→ **INSTRUCTIONS FOR THE TASK**
Word for word, copy all the data and drop the pictures.

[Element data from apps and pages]
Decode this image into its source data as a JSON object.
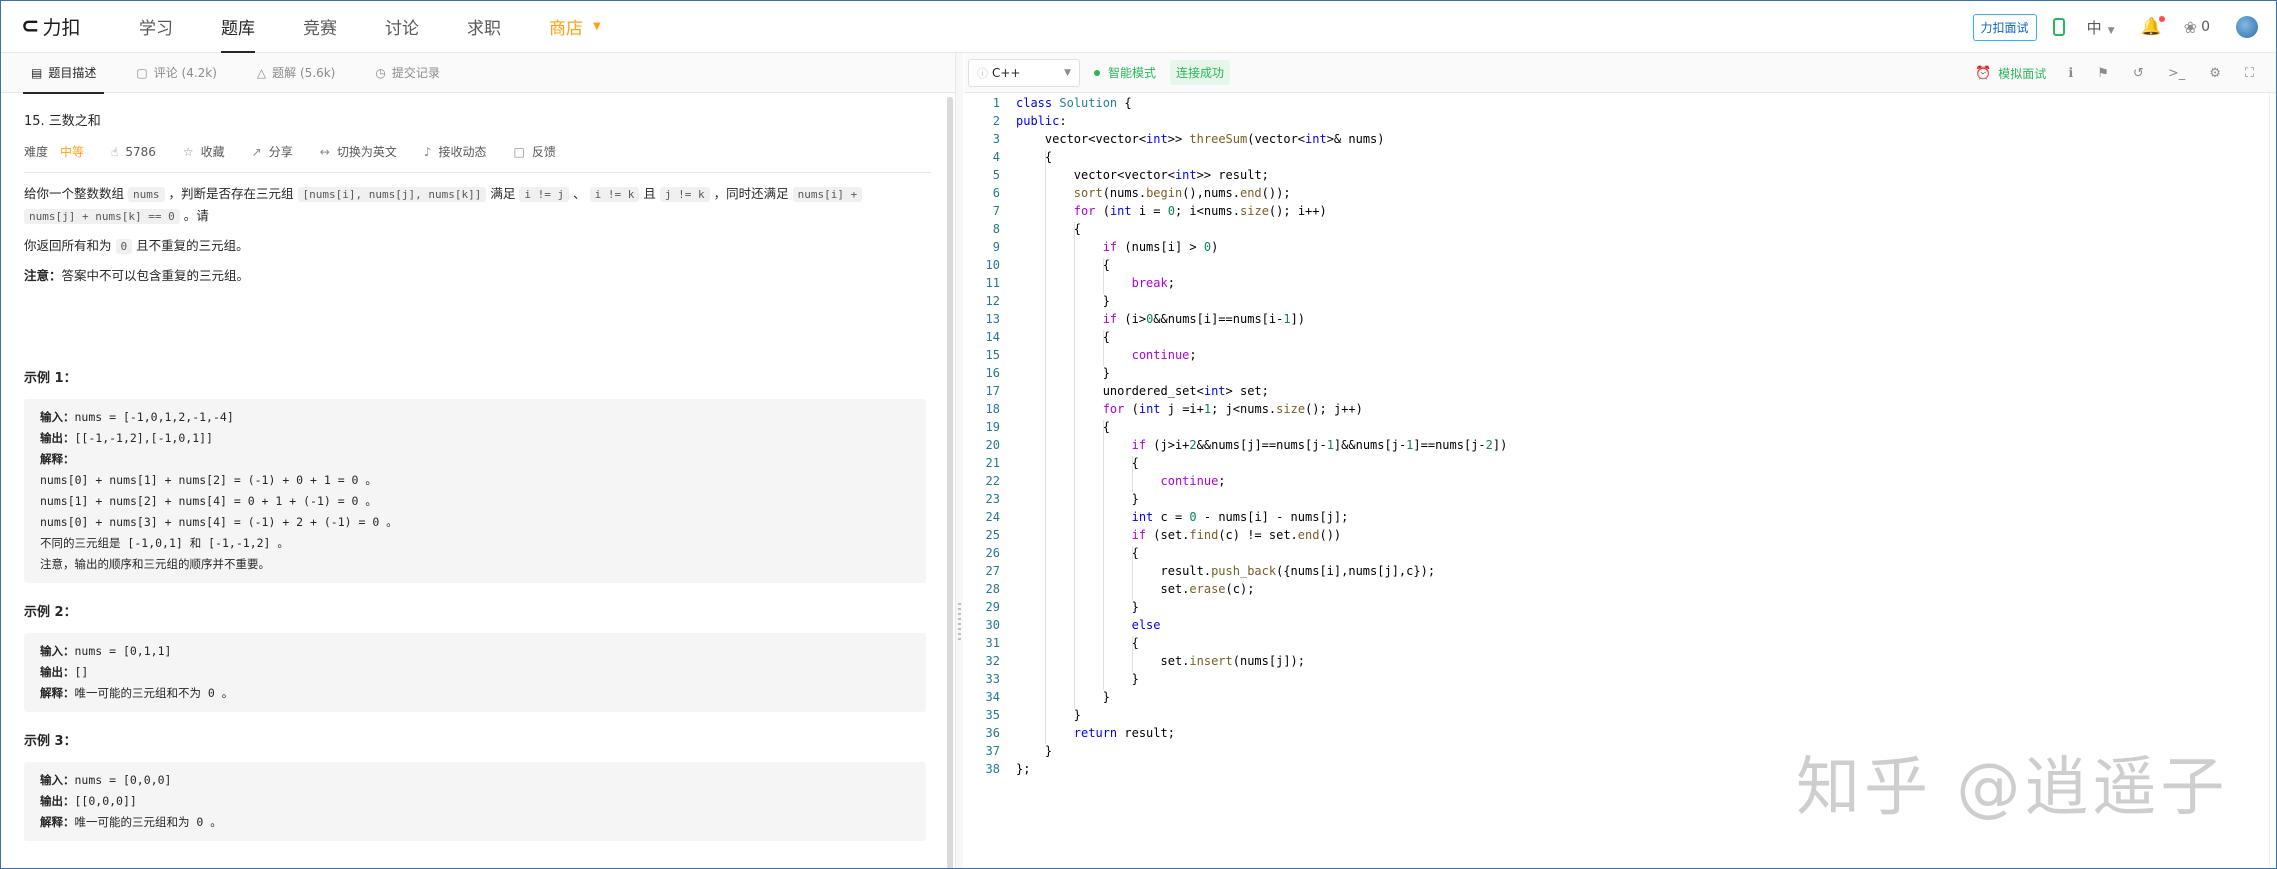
{
  "nav": {
    "logo_text": "力扣",
    "items": [
      {
        "label": "学习"
      },
      {
        "label": "题库"
      },
      {
        "label": "竞赛"
      },
      {
        "label": "讨论"
      },
      {
        "label": "求职"
      },
      {
        "label": "商店"
      }
    ],
    "interview_button": "力扣面试",
    "language": "中",
    "fire_count": "0",
    "icons": {
      "phone": "phone-icon",
      "bell": "bell-icon",
      "fire": "fire-icon",
      "avatar": "avatar"
    }
  },
  "left_tabs": [
    {
      "label": "题目描述",
      "icon": "document-icon"
    },
    {
      "label": "评论 (4.2k)",
      "icon": "comment-icon"
    },
    {
      "label": "题解 (5.6k)",
      "icon": "flask-icon"
    },
    {
      "label": "提交记录",
      "icon": "clock-icon"
    }
  ],
  "problem": {
    "title": "15. 三数之和",
    "difficulty_label": "难度",
    "difficulty": "中等",
    "likes": "5786",
    "collect": "收藏",
    "share": "分享",
    "switch_lang": "切换为英文",
    "subscribe": "接收动态",
    "feedback": "反馈",
    "desc_p1_a": "给你一个整数数组",
    "desc_p1_code1": "nums",
    "desc_p1_b": "，判断是否存在三元组",
    "desc_p1_code2": "[nums[i], nums[j], nums[k]]",
    "desc_p1_c": "满足",
    "desc_p1_code3": "i != j",
    "desc_p1_d": "、",
    "desc_p1_code4": "i != k",
    "desc_p1_e": "且",
    "desc_p1_code5": "j != k",
    "desc_p1_f": "，同时还满足",
    "desc_p1_code6": "nums[i] +",
    "desc_p1_code7": "nums[j] + nums[k] == 0",
    "desc_p1_g": "。请",
    "desc_p2_a": "你返回所有和为",
    "desc_p2_code": "0",
    "desc_p2_b": "且不重复的三元组。",
    "note_label": "注意：",
    "note_text": "答案中不可以包含重复的三元组。"
  },
  "examples": [
    {
      "title": "示例 1：",
      "input_label": "输入：",
      "input": "nums = [-1,0,1,2,-1,-4]",
      "output_label": "输出：",
      "output": "[[-1,-1,2],[-1,0,1]]",
      "explain_label": "解释：",
      "lines": [
        "nums[0] + nums[1] + nums[2] = (-1) + 0 + 1 = 0 。",
        "nums[1] + nums[2] + nums[4] = 0 + 1 + (-1) = 0 。",
        "nums[0] + nums[3] + nums[4] = (-1) + 2 + (-1) = 0 。",
        "不同的三元组是 [-1,0,1] 和 [-1,-1,2] 。",
        "注意，输出的顺序和三元组的顺序并不重要。"
      ]
    },
    {
      "title": "示例 2：",
      "input_label": "输入：",
      "input": "nums = [0,1,1]",
      "output_label": "输出：",
      "output": "[]",
      "explain_label": "解释：",
      "explain": "唯一可能的三元组和不为 0 。"
    },
    {
      "title": "示例 3：",
      "input_label": "输入：",
      "input": "nums = [0,0,0]",
      "output_label": "输出：",
      "output": "[[0,0,0]]",
      "explain_label": "解释：",
      "explain": "唯一可能的三元组和为 0 。"
    }
  ],
  "editor_toolbar": {
    "language": "C++",
    "smart_mode": "智能模式",
    "connection": "连接成功",
    "mock_interview": "模拟面试"
  },
  "code_lines": [
    "class Solution {",
    "public:",
    "    vector<vector<int>> threeSum(vector<int>& nums)",
    "    {",
    "        vector<vector<int>> result;",
    "        sort(nums.begin(),nums.end());",
    "        for (int i = 0; i<nums.size(); i++)",
    "        {",
    "            if (nums[i] > 0)",
    "            {",
    "                break;",
    "            }",
    "            if (i>0&&nums[i]==nums[i-1])",
    "            {",
    "                continue;",
    "            }",
    "            unordered_set<int> set;",
    "            for (int j =i+1; j<nums.size(); j++)",
    "            {",
    "                if (j>i+2&&nums[j]==nums[j-1]&&nums[j-1]==nums[j-2])",
    "                {",
    "                    continue;",
    "                }",
    "                int c = 0 - nums[i] - nums[j];",
    "                if (set.find(c) != set.end())",
    "                {",
    "                    result.push_back({nums[i],nums[j],c});",
    "                    set.erase(c);",
    "                }",
    "                else",
    "                {",
    "                    set.insert(nums[j]);",
    "                }",
    "            }",
    "        }",
    "        return result;",
    "    }",
    "};"
  ],
  "watermark": "知乎 @逍遥子"
}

→ **OUTPUT OF THE EXERCISE**
Decode this image into its source data as a JSON object.
{
  "nav": {
    "logo_text": "力扣",
    "items": [
      {
        "label": "学习"
      },
      {
        "label": "题库"
      },
      {
        "label": "竞赛"
      },
      {
        "label": "讨论"
      },
      {
        "label": "求职"
      },
      {
        "label": "商店"
      }
    ],
    "interview_button": "力扣面试",
    "language": "中",
    "fire_count": "0",
    "icons": {
      "phone": "phone-icon",
      "bell": "bell-icon",
      "fire": "fire-icon",
      "avatar": "avatar"
    }
  },
  "left_tabs": [
    {
      "label": "题目描述",
      "icon": "document-icon"
    },
    {
      "label": "评论 (4.2k)",
      "icon": "comment-icon"
    },
    {
      "label": "题解 (5.6k)",
      "icon": "flask-icon"
    },
    {
      "label": "提交记录",
      "icon": "clock-icon"
    }
  ],
  "problem": {
    "title": "15. 三数之和",
    "difficulty_label": "难度",
    "difficulty": "中等",
    "likes": "5786",
    "collect": "收藏",
    "share": "分享",
    "switch_lang": "切换为英文",
    "subscribe": "接收动态",
    "feedback": "反馈",
    "desc_p1_a": "给你一个整数数组",
    "desc_p1_code1": "nums",
    "desc_p1_b": "，判断是否存在三元组",
    "desc_p1_code2": "[nums[i], nums[j], nums[k]]",
    "desc_p1_c": "满足",
    "desc_p1_code3": "i != j",
    "desc_p1_d": "、",
    "desc_p1_code4": "i != k",
    "desc_p1_e": "且",
    "desc_p1_code5": "j != k",
    "desc_p1_f": "，同时还满足",
    "desc_p1_code6": "nums[i] +",
    "desc_p1_code7": "nums[j] + nums[k] == 0",
    "desc_p1_g": "。请",
    "desc_p2_a": "你返回所有和为",
    "desc_p2_code": "0",
    "desc_p2_b": "且不重复的三元组。",
    "note_label": "注意：",
    "note_text": "答案中不可以包含重复的三元组。"
  },
  "examples": [
    {
      "title": "示例 1：",
      "input_label": "输入：",
      "input": "nums = [-1,0,1,2,-1,-4]",
      "output_label": "输出：",
      "output": "[[-1,-1,2],[-1,0,1]]",
      "explain_label": "解释：",
      "lines": [
        "nums[0] + nums[1] + nums[2] = (-1) + 0 + 1 = 0 。",
        "nums[1] + nums[2] + nums[4] = 0 + 1 + (-1) = 0 。",
        "nums[0] + nums[3] + nums[4] = (-1) + 2 + (-1) = 0 。",
        "不同的三元组是 [-1,0,1] 和 [-1,-1,2] 。",
        "注意，输出的顺序和三元组的顺序并不重要。"
      ]
    },
    {
      "title": "示例 2：",
      "input_label": "输入：",
      "input": "nums = [0,1,1]",
      "output_label": "输出：",
      "output": "[]",
      "explain_label": "解释：",
      "explain": "唯一可能的三元组和不为 0 。"
    },
    {
      "title": "示例 3：",
      "input_label": "输入：",
      "input": "nums = [0,0,0]",
      "output_label": "输出：",
      "output": "[[0,0,0]]",
      "explain_label": "解释：",
      "explain": "唯一可能的三元组和为 0 。"
    }
  ],
  "editor_toolbar": {
    "language": "C++",
    "smart_mode": "智能模式",
    "connection": "连接成功",
    "mock_interview": "模拟面试"
  },
  "code_lines": [
    "class Solution {",
    "public:",
    "    vector<vector<int>> threeSum(vector<int>& nums)",
    "    {",
    "        vector<vector<int>> result;",
    "        sort(nums.begin(),nums.end());",
    "        for (int i = 0; i<nums.size(); i++)",
    "        {",
    "            if (nums[i] > 0)",
    "            {",
    "                break;",
    "            }",
    "            if (i>0&&nums[i]==nums[i-1])",
    "            {",
    "                continue;",
    "            }",
    "            unordered_set<int> set;",
    "            for (int j =i+1; j<nums.size(); j++)",
    "            {",
    "                if (j>i+2&&nums[j]==nums[j-1]&&nums[j-1]==nums[j-2])",
    "                {",
    "                    continue;",
    "                }",
    "                int c = 0 - nums[i] - nums[j];",
    "                if (set.find(c) != set.end())",
    "                {",
    "                    result.push_back({nums[i],nums[j],c});",
    "                    set.erase(c);",
    "                }",
    "                else",
    "                {",
    "                    set.insert(nums[j]);",
    "                }",
    "            }",
    "        }",
    "        return result;",
    "    }",
    "};"
  ],
  "watermark": "知乎 @逍遥子"
}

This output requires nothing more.